> [GOAL OF THE EXERCISE] Among the records, which lines hold the word "Number"? Pick them out.

= Beginning of Section =

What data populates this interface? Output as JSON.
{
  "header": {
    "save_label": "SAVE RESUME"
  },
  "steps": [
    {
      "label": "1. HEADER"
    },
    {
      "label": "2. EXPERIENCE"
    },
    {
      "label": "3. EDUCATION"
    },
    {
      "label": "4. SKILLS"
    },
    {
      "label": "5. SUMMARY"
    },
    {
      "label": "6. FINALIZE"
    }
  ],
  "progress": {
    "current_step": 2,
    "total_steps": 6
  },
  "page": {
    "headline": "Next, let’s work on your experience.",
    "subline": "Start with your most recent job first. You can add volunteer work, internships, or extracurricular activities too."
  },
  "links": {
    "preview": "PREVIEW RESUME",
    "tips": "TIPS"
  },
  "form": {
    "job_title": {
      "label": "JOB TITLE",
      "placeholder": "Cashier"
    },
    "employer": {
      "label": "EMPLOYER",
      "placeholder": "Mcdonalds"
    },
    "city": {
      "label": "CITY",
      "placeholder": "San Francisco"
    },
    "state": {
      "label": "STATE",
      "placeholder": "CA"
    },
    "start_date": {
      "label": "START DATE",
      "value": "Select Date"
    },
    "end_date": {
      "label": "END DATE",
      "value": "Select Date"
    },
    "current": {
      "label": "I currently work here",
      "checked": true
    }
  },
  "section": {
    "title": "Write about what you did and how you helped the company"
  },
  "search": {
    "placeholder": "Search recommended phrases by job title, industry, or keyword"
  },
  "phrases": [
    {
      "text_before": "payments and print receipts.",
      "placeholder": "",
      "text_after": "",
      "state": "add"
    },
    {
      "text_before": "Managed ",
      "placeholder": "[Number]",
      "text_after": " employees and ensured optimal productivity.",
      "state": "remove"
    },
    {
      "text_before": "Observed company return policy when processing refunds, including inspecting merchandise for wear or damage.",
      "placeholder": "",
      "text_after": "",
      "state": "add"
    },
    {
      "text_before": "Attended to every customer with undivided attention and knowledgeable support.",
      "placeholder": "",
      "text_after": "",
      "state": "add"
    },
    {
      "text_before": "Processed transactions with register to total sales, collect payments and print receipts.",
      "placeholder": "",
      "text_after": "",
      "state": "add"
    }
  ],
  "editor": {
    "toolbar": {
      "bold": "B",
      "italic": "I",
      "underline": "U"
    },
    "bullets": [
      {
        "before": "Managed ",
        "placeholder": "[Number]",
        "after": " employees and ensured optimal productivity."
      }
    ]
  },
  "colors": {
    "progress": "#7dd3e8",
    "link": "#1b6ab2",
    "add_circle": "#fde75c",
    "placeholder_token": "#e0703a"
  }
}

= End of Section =

> [RESPONSE TO THIS TASK]
      "placeholder": "[Number]",
        "placeholder": "[Number]",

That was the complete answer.